REQUIRED WORK: Gather all lines with "title" from the records.

MATERIAL FOR THIS EXERCISE:
****

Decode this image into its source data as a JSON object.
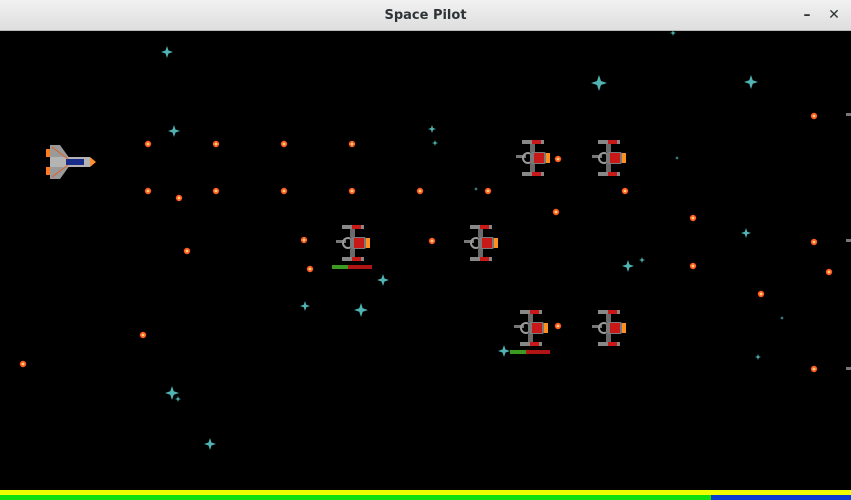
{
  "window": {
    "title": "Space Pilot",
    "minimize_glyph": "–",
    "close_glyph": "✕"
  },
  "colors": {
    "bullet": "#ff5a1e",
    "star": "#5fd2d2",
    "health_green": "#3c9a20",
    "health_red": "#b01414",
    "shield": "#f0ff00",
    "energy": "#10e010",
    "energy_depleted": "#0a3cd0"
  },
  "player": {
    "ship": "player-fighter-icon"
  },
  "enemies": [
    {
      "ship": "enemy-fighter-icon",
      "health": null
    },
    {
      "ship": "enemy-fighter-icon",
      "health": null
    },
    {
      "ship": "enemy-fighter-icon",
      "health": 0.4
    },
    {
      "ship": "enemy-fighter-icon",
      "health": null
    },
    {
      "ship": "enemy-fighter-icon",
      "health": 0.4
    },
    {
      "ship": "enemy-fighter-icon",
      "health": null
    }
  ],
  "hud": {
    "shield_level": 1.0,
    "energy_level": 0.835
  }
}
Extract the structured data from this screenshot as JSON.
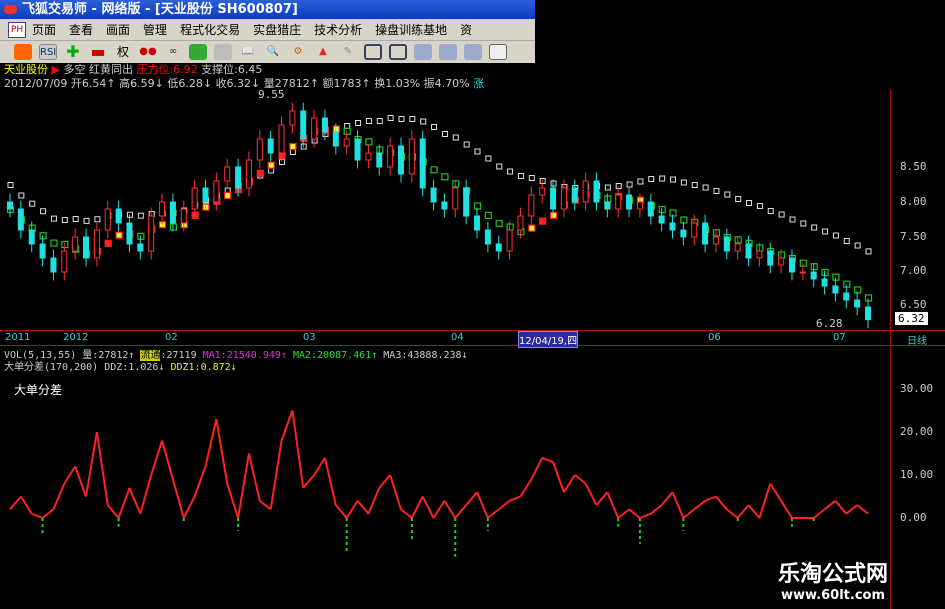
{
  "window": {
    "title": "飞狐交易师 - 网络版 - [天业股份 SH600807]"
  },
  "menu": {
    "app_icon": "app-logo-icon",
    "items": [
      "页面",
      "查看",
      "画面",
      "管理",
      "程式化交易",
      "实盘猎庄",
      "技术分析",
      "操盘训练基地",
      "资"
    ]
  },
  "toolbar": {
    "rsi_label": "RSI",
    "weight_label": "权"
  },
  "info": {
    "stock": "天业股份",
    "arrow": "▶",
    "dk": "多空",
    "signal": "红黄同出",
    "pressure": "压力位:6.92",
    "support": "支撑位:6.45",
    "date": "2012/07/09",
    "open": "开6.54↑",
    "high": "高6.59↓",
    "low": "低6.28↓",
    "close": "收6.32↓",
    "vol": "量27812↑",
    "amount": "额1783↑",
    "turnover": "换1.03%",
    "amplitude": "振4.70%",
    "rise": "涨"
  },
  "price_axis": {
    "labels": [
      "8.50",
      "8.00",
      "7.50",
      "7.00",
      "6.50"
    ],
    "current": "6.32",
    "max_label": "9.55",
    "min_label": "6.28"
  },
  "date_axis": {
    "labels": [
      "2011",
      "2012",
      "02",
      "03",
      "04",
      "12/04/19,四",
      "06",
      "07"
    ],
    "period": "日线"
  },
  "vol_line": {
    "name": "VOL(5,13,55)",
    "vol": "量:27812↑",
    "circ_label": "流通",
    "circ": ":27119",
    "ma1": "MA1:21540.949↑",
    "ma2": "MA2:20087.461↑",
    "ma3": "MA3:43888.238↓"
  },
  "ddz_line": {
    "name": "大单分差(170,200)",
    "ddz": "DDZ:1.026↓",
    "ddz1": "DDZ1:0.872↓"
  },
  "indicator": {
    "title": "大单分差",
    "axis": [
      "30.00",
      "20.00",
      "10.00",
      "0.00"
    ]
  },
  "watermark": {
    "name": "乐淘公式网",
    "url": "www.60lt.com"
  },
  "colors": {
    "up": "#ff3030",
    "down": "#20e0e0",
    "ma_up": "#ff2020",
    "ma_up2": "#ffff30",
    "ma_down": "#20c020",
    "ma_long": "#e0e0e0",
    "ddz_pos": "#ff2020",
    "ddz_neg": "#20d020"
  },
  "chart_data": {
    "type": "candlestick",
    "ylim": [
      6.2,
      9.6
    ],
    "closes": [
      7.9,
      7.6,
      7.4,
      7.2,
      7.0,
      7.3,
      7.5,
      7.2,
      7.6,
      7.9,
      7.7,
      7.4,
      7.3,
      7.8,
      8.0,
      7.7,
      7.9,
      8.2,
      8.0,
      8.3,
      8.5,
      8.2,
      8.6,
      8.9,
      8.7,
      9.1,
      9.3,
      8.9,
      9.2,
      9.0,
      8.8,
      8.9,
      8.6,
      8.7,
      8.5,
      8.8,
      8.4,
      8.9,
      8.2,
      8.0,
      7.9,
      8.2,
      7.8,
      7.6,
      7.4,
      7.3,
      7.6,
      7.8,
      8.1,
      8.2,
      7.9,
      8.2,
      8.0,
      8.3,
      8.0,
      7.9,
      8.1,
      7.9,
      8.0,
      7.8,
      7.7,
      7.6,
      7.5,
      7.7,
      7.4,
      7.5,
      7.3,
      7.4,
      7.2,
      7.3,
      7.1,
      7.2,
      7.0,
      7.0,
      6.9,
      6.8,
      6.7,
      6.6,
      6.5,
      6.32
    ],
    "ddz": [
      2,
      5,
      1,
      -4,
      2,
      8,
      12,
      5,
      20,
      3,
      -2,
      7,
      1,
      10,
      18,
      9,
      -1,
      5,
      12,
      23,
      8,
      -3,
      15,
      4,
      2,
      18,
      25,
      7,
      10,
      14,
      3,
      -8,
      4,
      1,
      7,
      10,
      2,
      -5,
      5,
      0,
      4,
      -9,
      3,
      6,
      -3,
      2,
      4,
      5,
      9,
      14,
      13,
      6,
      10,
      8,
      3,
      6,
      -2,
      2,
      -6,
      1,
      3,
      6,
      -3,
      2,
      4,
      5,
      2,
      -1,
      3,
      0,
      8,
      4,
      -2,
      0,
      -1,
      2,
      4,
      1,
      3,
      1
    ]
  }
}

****

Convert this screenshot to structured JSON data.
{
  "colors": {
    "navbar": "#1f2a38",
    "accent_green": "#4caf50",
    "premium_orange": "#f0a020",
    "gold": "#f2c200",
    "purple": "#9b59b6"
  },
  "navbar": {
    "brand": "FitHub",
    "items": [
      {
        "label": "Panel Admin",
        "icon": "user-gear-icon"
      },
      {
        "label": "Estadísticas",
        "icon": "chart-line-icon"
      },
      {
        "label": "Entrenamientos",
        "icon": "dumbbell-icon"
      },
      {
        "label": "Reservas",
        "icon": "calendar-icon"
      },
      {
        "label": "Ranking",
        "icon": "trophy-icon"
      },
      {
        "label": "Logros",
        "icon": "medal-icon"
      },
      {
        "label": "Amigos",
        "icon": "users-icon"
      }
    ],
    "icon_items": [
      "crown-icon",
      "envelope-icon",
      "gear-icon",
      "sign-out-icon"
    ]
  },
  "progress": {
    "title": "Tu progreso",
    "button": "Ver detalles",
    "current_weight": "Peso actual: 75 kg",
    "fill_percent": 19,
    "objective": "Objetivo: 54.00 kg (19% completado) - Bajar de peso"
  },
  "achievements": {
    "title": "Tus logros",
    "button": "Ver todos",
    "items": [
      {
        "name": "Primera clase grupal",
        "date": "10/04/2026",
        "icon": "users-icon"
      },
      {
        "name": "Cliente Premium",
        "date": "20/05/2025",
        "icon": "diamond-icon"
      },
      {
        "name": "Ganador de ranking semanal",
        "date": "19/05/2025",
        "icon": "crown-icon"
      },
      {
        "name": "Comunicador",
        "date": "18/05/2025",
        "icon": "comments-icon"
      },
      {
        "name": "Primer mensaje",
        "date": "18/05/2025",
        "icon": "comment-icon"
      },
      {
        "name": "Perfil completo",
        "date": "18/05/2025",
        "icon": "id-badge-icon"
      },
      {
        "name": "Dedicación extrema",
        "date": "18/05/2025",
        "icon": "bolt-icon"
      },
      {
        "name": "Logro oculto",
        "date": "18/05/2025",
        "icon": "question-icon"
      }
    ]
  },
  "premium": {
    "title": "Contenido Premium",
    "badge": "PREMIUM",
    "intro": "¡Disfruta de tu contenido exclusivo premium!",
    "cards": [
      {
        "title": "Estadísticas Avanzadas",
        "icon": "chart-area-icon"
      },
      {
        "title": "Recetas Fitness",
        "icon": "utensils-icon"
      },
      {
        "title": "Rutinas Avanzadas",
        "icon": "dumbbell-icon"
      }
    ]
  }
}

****

RESPONSE AREA:
    "title": "Space Pilot",
    "title": "飞狐交易师 - 网络版 - [天业股份 SH600807]"
    "title": "大单分差",
    "title": "Tu progreso",
    "title": "Tus logros",
    "title": "Contenido Premium",
        "title": "Estadísticas Avanzadas",
        "title": "Recetas Fitness",
        "title": "Rutinas Avanzadas",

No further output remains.